++++ Given data

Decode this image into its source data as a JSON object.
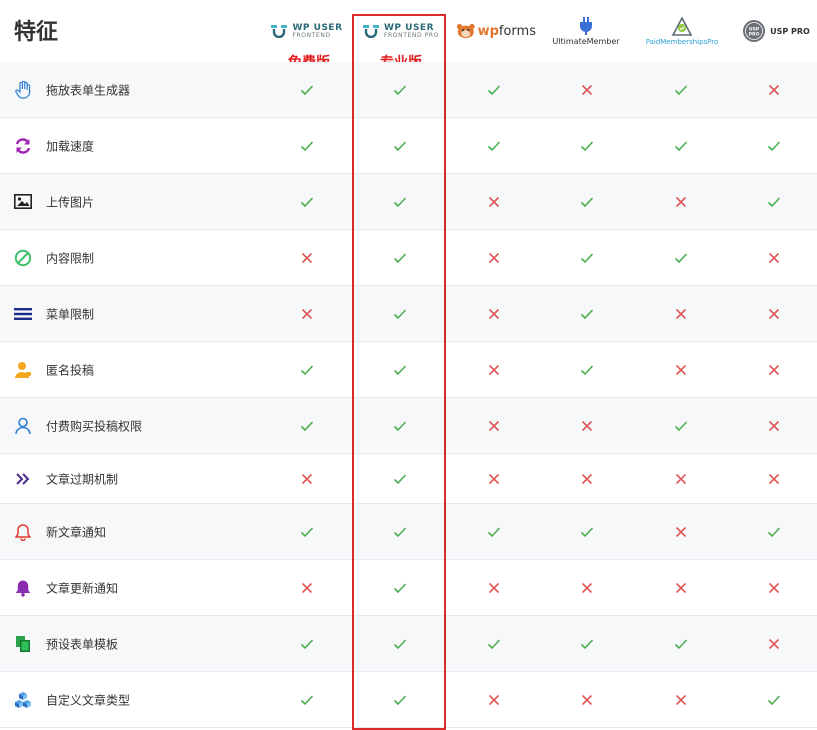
{
  "header": {
    "title": "特征",
    "brands": {
      "wpuf_free": {
        "line1": "WP USER",
        "line2": "FRONTEND"
      },
      "wpuf_pro": {
        "line1": "WP USER",
        "line2": "FRONTEND PRO"
      },
      "wpforms": {
        "prefix": "wp",
        "suffix": "forms"
      },
      "ultimate_member": {
        "name": "UltimateMember"
      },
      "paid_memberships_pro": {
        "name": "PaidMembershipsPro"
      },
      "usp_pro": {
        "name": "USP PRO",
        "seal": "USP PRO"
      }
    },
    "badges": {
      "free": "免费版",
      "pro": "专业版"
    }
  },
  "colors": {
    "check": "#4caf50",
    "cross": "#e05757",
    "highlight": "#d92b2b"
  },
  "columns": [
    "wpuf_free",
    "wpuf_pro",
    "wpforms",
    "ultimate_member",
    "paid_memberships_pro",
    "usp_pro"
  ],
  "rows": [
    {
      "label": "拖放表单生成器",
      "icon": "hand-icon",
      "values": [
        true,
        true,
        true,
        false,
        true,
        false
      ]
    },
    {
      "label": "加载速度",
      "icon": "refresh-icon",
      "values": [
        true,
        true,
        true,
        true,
        true,
        true
      ]
    },
    {
      "label": "上传图片",
      "icon": "image-icon",
      "values": [
        true,
        true,
        false,
        true,
        false,
        true
      ]
    },
    {
      "label": "内容限制",
      "icon": "ban-icon",
      "values": [
        false,
        true,
        false,
        true,
        true,
        false
      ]
    },
    {
      "label": "菜单限制",
      "icon": "menu-icon",
      "values": [
        false,
        true,
        false,
        true,
        false,
        false
      ]
    },
    {
      "label": "匿名投稿",
      "icon": "user-icon",
      "values": [
        true,
        true,
        false,
        true,
        false,
        false
      ]
    },
    {
      "label": "付费购买投稿权限",
      "icon": "user-outline-icon",
      "values": [
        true,
        true,
        false,
        false,
        true,
        false
      ]
    },
    {
      "label": "文章过期机制",
      "icon": "double-chevron-icon",
      "values": [
        false,
        true,
        false,
        false,
        false,
        false
      ]
    },
    {
      "label": "新文章通知",
      "icon": "bell-outline-icon",
      "values": [
        true,
        true,
        true,
        true,
        false,
        true
      ]
    },
    {
      "label": "文章更新通知",
      "icon": "bell-icon",
      "values": [
        false,
        true,
        false,
        false,
        false,
        false
      ]
    },
    {
      "label": "预设表单模板",
      "icon": "copy-icon",
      "values": [
        true,
        true,
        true,
        true,
        true,
        false
      ]
    },
    {
      "label": "自定义文章类型",
      "icon": "cubes-icon",
      "values": [
        true,
        true,
        false,
        false,
        false,
        true
      ]
    }
  ]
}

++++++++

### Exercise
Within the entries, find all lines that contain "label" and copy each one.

### Exercise output
      "label": "拖放表单生成器",
      "label": "加载速度",
      "label": "上传图片",
      "label": "内容限制",
      "label": "菜单限制",
      "label": "匿名投稿",
      "label": "付费购买投稿权限",
      "label": "文章过期机制",
      "label": "新文章通知",
      "label": "文章更新通知",
      "label": "预设表单模板",
      "label": "自定义文章类型",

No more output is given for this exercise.